Thursday, 12 March 2015

Devising Interview Questions

This is a bit delayed, of which I am a bit sorry to admit; usually I like to type up my thoughts immediately after a sessions. However, last week was a little hectic, so I haven't been able to reflect on my most recent meeting with the student researchers. In our last meeting, we looked at the questions I used during my pilot (adapted from Gamlem & Smith, 2013) and adapted them to suit our own purpose. I was quite struck by a number of the students suggestions, and will briefly outline my thoughts below:

Question 1: When was the last time you got feedback? What was the feedback? Can you give examples? How useful was it?

The SaRs felt that this question was far too long, and suggested that we trim it down and simplify it. They suggested that we leave the first part of the question, but simply ask students to describe the feedback, if they could recall a specific example.

Question 2: What do you find useful when getting feedback from your teacher? Why?

Again, the students suggested that we change this question slightly. They felt that by including the phrase 'from the teacher' was too leading; their argument was that feedback doesn't always come from the teacher, and that by leaving it as simply 'when getting feedback' it left the options of peer and self-assessment there, while not necessarily bringing it up (which would be left specifically for later).

Question 3: What don't you like when getting feedback from your teacher? Why?

We removed the 'from the teacher' part again, for the same reasons as above.

Question 4: What do you usually do with the teacher feedback? How often do you get the opportunity to work with your targets?

This question was changed dramatically. Again, the students felt that the question was too 'leading'. First of all, it implied again that the only type of feedback was teacher feedback. Secondly, they felt that it implied that students DID get the opportunity to work with their targets, which might influence their answers. Instead, we changed the question to 'How do you respond to feedback?'

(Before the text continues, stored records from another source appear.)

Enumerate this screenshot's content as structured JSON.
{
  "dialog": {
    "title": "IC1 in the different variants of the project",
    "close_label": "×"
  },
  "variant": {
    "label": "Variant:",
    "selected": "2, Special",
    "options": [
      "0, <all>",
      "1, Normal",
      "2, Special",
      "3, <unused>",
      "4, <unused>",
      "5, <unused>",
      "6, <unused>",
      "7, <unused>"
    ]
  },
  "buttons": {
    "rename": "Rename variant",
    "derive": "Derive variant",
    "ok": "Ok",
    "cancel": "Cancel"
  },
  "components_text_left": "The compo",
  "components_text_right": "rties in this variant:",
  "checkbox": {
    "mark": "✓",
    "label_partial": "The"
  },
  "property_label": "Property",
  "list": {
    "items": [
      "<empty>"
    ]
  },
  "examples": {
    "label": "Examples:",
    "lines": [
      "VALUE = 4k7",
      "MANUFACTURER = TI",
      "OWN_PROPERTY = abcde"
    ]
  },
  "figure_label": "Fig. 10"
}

Question 5: What usually happens when you get feedback? How is feedback followed up?

This question was completely deleted; students felt that it was too similar to the previous question AND suggest that it was (again!) too leading.

Question 6: How do you do peer assessment?

Once again, they identified this was a 'leading' question; it implied that they DID do peer assessment. Instead, we changed the question to be 'Do you ever use peer assessment? If so, how?'

Question 7: Do you self-assess your own work in lessons? How do you do this?

We left this one the same.

Question 8: Are there times when you don't get feedback but you'd like to?

We left this one the same.

Question 9: How are you told about moving from one level to the next?

We changed this one as well, eliminating the 'how' at the beginning and changing 'one level to the next' to simply 'Are you told how to improve your work? If so, how?' The students felt that this left the question more open ended.

Question 10: Do you know what your teacher looks for when assessing your work?

In this question, 'assessing' was changed to 'marking' in order to be less formal.

Finally, we decided to add a question at the very beginning and start with 'What is the main purpose of feedback?'